_INPUT FOR THIS TASK_.
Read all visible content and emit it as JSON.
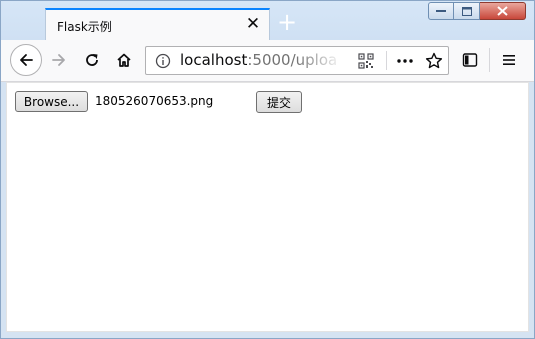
{
  "window": {
    "tab_title": "Flask示例",
    "tab_close_glyph": "✕",
    "new_tab_glyph": "+"
  },
  "navbar": {
    "url_host": "localhost",
    "url_rest": ":5000/uploa",
    "icons": [
      "back-arrow-icon",
      "forward-arrow-icon",
      "reload-icon",
      "home-icon",
      "info-icon",
      "qr-code-icon",
      "more-dots-icon",
      "bookmark-star-icon",
      "sidebar-icon",
      "hamburger-menu-icon"
    ]
  },
  "page": {
    "browse_label": "Browse...",
    "file_name": "180526070653.png",
    "submit_label": "提交"
  },
  "colors": {
    "accent": "#0a84ff",
    "frame": "#d5e3f2",
    "toolbar": "#f9f9fa"
  }
}
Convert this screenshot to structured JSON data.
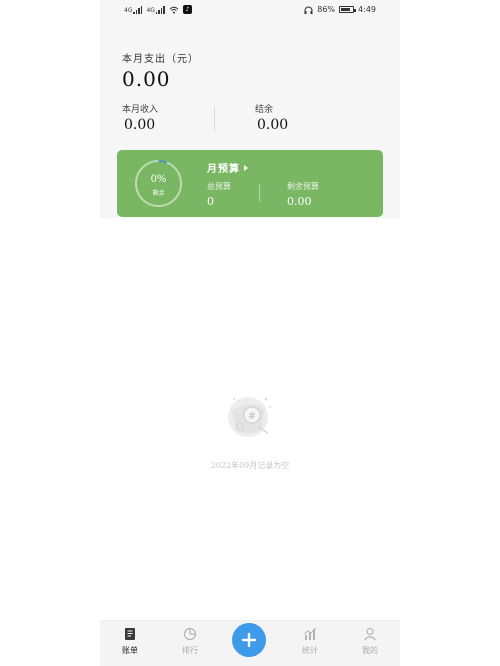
{
  "status_bar": {
    "signal_tag_1": "4G",
    "signal_tag_2": "4G",
    "battery_percent": "86%",
    "time": "4:49",
    "battery_level": 0.86
  },
  "summary": {
    "expense_label": "本月支出（元）",
    "expense_value": "0.00",
    "income_label": "本月收入",
    "income_value": "0.00",
    "balance_label": "结余",
    "balance_value": "0.00"
  },
  "budget": {
    "title": "月预算",
    "ring_percent": "0%",
    "ring_sub": "剩余",
    "total_label": "总预算",
    "total_value": "0",
    "remain_label": "剩余预算",
    "remain_value": "0.00",
    "card_color": "#79b763"
  },
  "empty_state": {
    "icon": "hashtag-bucket-icon",
    "text": "2022年09月记录为空"
  },
  "bottom_nav": {
    "items": [
      {
        "label": "账单",
        "icon": "ledger-icon",
        "active": true
      },
      {
        "label": "排行",
        "icon": "pie-chart-icon",
        "active": false
      },
      {
        "label": "统计",
        "icon": "bar-chart-icon",
        "active": false
      },
      {
        "label": "我的",
        "icon": "person-icon",
        "active": false
      }
    ],
    "add_icon": "plus-icon",
    "accent": "#3d9be9"
  }
}
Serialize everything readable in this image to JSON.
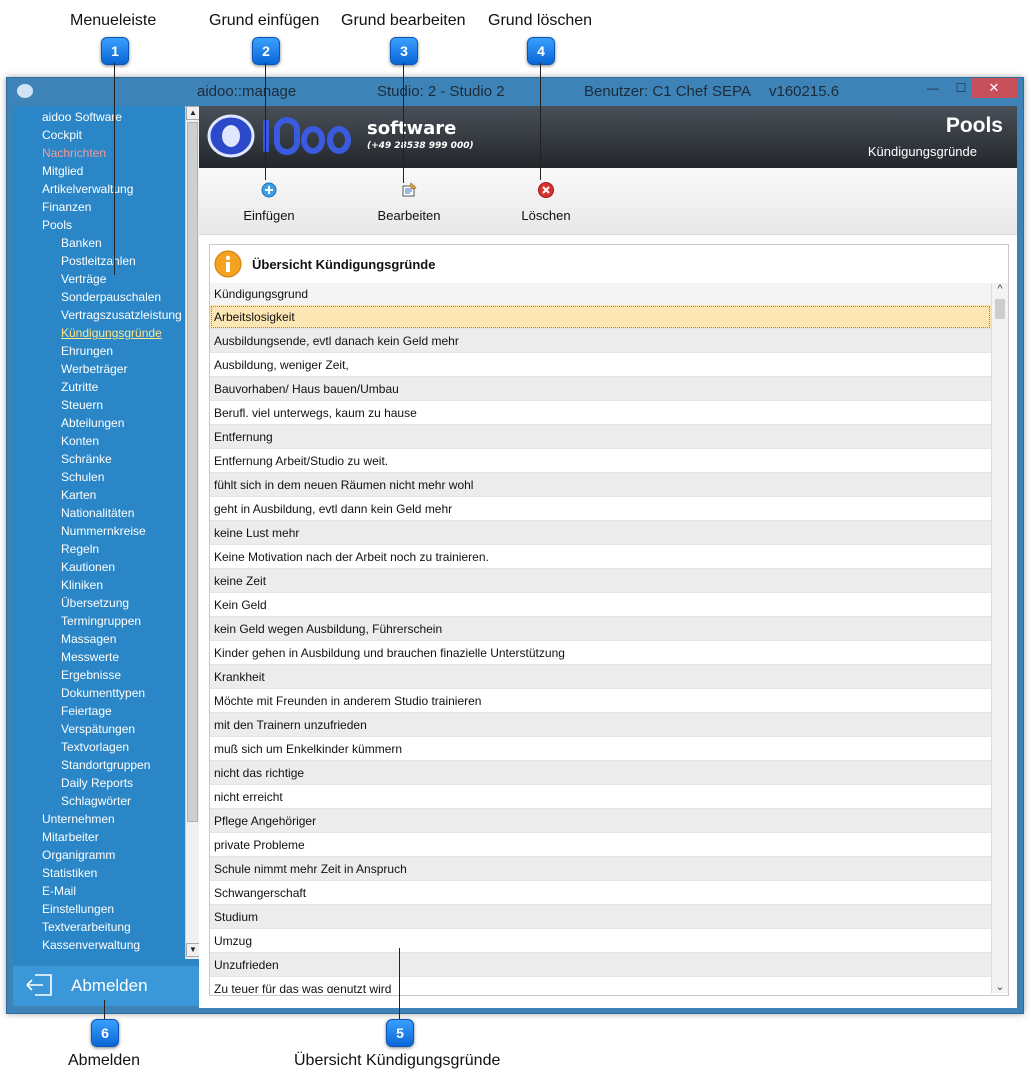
{
  "callouts": [
    {
      "num": "1",
      "label": "Menueleiste"
    },
    {
      "num": "2",
      "label": "Grund einfügen"
    },
    {
      "num": "3",
      "label": "Grund bearbeiten"
    },
    {
      "num": "4",
      "label": "Grund löschen"
    },
    {
      "num": "5",
      "label": "Übersicht Kündigungsgründe"
    },
    {
      "num": "6",
      "label": "Abmelden"
    }
  ],
  "titlebar": {
    "app": "aidoo::manage",
    "studio": "Studio: 2 - Studio 2",
    "user": "Benutzer: C1 Chef",
    "sepa": "SEPA",
    "version": "v160215.6",
    "min": "—",
    "max": "☐",
    "close": "✕"
  },
  "sidebar": {
    "items": [
      {
        "label": "aidoo Software",
        "level": 0
      },
      {
        "label": "Cockpit",
        "level": 0
      },
      {
        "label": "Nachrichten",
        "level": 0,
        "state": "red"
      },
      {
        "label": "Mitglied",
        "level": 0
      },
      {
        "label": "Artikelverwaltung",
        "level": 0
      },
      {
        "label": "Finanzen",
        "level": 0
      },
      {
        "label": "Pools",
        "level": 0
      },
      {
        "label": "Banken",
        "level": 1
      },
      {
        "label": "Postleitzahlen",
        "level": 1
      },
      {
        "label": "Verträge",
        "level": 1
      },
      {
        "label": "Sonderpauschalen",
        "level": 1
      },
      {
        "label": "Vertragszusatzleistung",
        "level": 1
      },
      {
        "label": "Kündigungsgründe",
        "level": 1,
        "state": "active"
      },
      {
        "label": "Ehrungen",
        "level": 1
      },
      {
        "label": "Werbeträger",
        "level": 1
      },
      {
        "label": "Zutritte",
        "level": 1
      },
      {
        "label": "Steuern",
        "level": 1
      },
      {
        "label": "Abteilungen",
        "level": 1
      },
      {
        "label": "Konten",
        "level": 1
      },
      {
        "label": "Schränke",
        "level": 1
      },
      {
        "label": "Schulen",
        "level": 1
      },
      {
        "label": "Karten",
        "level": 1
      },
      {
        "label": "Nationalitäten",
        "level": 1
      },
      {
        "label": "Nummernkreise",
        "level": 1
      },
      {
        "label": "Regeln",
        "level": 1
      },
      {
        "label": "Kautionen",
        "level": 1
      },
      {
        "label": "Kliniken",
        "level": 1
      },
      {
        "label": "Übersetzung",
        "level": 1
      },
      {
        "label": "Termingruppen",
        "level": 1
      },
      {
        "label": "Massagen",
        "level": 1
      },
      {
        "label": "Messwerte",
        "level": 1
      },
      {
        "label": "Ergebnisse",
        "level": 1
      },
      {
        "label": "Dokumenttypen",
        "level": 1
      },
      {
        "label": "Feiertage",
        "level": 1
      },
      {
        "label": "Verspätungen",
        "level": 1
      },
      {
        "label": "Textvorlagen",
        "level": 1
      },
      {
        "label": "Standortgruppen",
        "level": 1
      },
      {
        "label": "Daily Reports",
        "level": 1
      },
      {
        "label": "Schlagwörter",
        "level": 1
      },
      {
        "label": "Unternehmen",
        "level": 0
      },
      {
        "label": "Mitarbeiter",
        "level": 0
      },
      {
        "label": "Organigramm",
        "level": 0
      },
      {
        "label": "Statistiken",
        "level": 0
      },
      {
        "label": "E-Mail",
        "level": 0
      },
      {
        "label": "Einstellungen",
        "level": 0
      },
      {
        "label": "Textverarbeitung",
        "level": 0
      },
      {
        "label": "Kassenverwaltung",
        "level": 0
      }
    ],
    "logout_label": "Abmelden"
  },
  "header": {
    "brand": "software",
    "phone": "(+49 28538 999 000)",
    "title": "Pools",
    "subtitle": "Kündigungsgründe"
  },
  "toolbar": {
    "insert_label": "Einfügen",
    "edit_label": "Bearbeiten",
    "delete_label": "Löschen"
  },
  "panel": {
    "title": "Übersicht Kündigungsgründe",
    "column": "Kündigungsgrund",
    "selected_index": 0,
    "rows": [
      "Arbeitslosigkeit",
      "Ausbildungsende, evtl danach kein Geld mehr",
      "Ausbildung, weniger Zeit,",
      "Bauvorhaben/ Haus bauen/Umbau",
      "Berufl. viel unterwegs, kaum zu hause",
      "Entfernung",
      "Entfernung Arbeit/Studio zu weit.",
      "fühlt sich in dem neuen Räumen nicht mehr wohl",
      "geht in Ausbildung, evtl dann kein Geld mehr",
      "keine Lust mehr",
      "Keine Motivation nach der Arbeit noch zu trainieren.",
      "keine Zeit",
      "Kein Geld",
      "kein Geld wegen Ausbildung, Führerschein",
      "Kinder gehen in Ausbildung und brauchen finazielle Unterstützung",
      "Krankheit",
      "Möchte mit Freunden in anderem Studio trainieren",
      "mit den Trainern unzufrieden",
      "muß sich um Enkelkinder kümmern",
      "nicht das richtige",
      "nicht erreicht",
      "Pflege Angehöriger",
      "private Probleme",
      "Schule nimmt mehr Zeit in Anspruch",
      "Schwangerschaft",
      "Studium",
      "Umzug",
      "Unzufrieden",
      "Zu teuer für das was genutzt wird"
    ]
  }
}
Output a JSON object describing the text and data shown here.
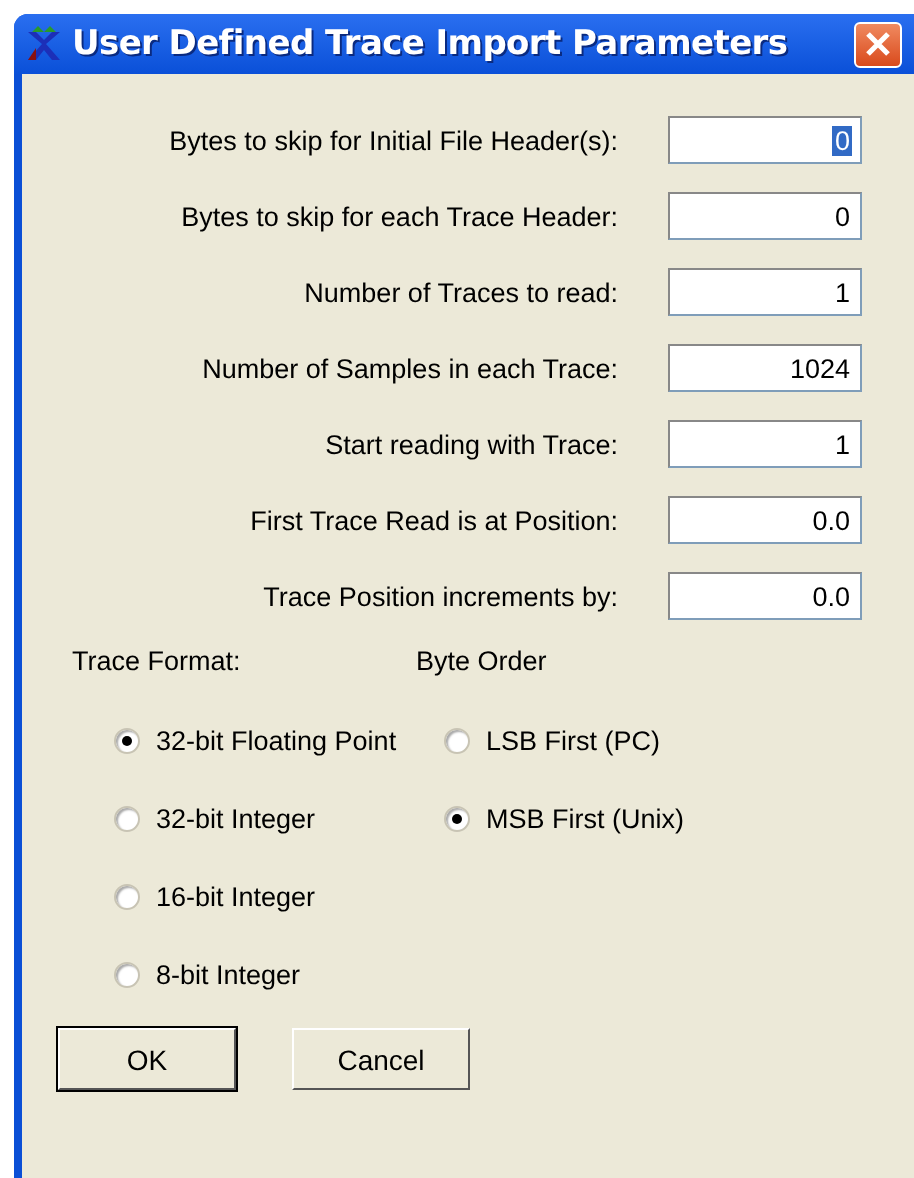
{
  "window": {
    "title": "User Defined Trace Import Parameters"
  },
  "fields": [
    {
      "label": "Bytes to skip for Initial File Header(s):",
      "value": "0",
      "text_selected": true
    },
    {
      "label": "Bytes to skip for each Trace Header:",
      "value": "0",
      "text_selected": false
    },
    {
      "label": "Number of Traces to read:",
      "value": "1",
      "text_selected": false
    },
    {
      "label": "Number of Samples in each Trace:",
      "value": "1024",
      "text_selected": false
    },
    {
      "label": "Start reading with Trace:",
      "value": "1",
      "text_selected": false
    },
    {
      "label": "First Trace Read is at Position:",
      "value": "0.0",
      "text_selected": false
    },
    {
      "label": "Trace Position increments by:",
      "value": "0.0",
      "text_selected": false
    }
  ],
  "trace_format": {
    "title": "Trace Format:",
    "options": [
      {
        "label": "32-bit Floating Point",
        "selected": true
      },
      {
        "label": "32-bit Integer",
        "selected": false
      },
      {
        "label": "16-bit Integer",
        "selected": false
      },
      {
        "label": "8-bit Integer",
        "selected": false
      }
    ]
  },
  "byte_order": {
    "title": "Byte Order",
    "options": [
      {
        "label": "LSB First (PC)",
        "selected": false
      },
      {
        "label": "MSB First (Unix)",
        "selected": true
      }
    ]
  },
  "buttons": [
    {
      "label": "OK",
      "default": true
    },
    {
      "label": "Cancel",
      "default": false
    }
  ]
}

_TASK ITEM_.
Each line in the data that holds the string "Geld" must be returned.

_EXERCISE RESPONSE_.
      "Ausbildungsende, evtl danach kein Geld mehr",
      "geht in Ausbildung, evtl dann kein Geld mehr",
      "Kein Geld",
      "kein Geld wegen Ausbildung, Führerschein",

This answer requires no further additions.